▶ Task directions: Check which lines in the records hold "image" and report how many there are, with no other text.

• • • • • • •

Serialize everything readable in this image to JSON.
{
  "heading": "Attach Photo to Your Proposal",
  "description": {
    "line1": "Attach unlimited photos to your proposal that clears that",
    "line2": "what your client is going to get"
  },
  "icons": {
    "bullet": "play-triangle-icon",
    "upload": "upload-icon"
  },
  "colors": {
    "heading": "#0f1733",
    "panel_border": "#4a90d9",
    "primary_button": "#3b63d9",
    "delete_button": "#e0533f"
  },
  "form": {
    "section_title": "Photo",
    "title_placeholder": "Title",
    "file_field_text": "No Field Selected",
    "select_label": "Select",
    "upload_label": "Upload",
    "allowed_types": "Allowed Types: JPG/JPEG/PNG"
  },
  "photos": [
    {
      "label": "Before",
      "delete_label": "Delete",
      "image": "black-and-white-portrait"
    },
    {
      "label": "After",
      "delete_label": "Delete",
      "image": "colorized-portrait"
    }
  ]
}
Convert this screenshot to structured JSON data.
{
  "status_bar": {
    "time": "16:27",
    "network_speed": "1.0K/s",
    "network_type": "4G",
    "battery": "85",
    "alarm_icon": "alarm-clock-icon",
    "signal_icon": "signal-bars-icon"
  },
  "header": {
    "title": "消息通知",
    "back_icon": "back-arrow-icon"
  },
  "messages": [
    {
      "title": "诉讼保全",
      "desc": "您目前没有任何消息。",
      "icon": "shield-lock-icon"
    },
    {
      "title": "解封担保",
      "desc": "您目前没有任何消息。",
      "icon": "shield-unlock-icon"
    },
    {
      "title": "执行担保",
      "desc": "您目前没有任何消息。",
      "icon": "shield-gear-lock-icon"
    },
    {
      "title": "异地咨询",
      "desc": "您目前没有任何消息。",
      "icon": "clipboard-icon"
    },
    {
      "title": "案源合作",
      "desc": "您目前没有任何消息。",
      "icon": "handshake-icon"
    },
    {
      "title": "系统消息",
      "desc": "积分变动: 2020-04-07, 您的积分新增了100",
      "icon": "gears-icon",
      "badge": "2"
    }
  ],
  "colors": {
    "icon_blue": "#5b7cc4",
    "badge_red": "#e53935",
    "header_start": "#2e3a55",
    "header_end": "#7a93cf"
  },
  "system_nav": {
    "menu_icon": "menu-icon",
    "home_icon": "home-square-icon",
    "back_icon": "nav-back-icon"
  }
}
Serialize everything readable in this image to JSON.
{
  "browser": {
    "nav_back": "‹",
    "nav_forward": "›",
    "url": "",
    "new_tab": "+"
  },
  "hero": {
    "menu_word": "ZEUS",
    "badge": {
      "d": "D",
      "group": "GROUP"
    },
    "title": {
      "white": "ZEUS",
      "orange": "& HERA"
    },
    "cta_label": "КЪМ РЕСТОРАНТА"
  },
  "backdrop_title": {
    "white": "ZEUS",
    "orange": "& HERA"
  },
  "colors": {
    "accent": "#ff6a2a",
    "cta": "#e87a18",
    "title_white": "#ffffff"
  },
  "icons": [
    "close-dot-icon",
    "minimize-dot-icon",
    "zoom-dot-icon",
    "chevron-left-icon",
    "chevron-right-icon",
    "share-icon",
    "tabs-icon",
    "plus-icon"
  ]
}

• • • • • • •

▶ Answer area: 4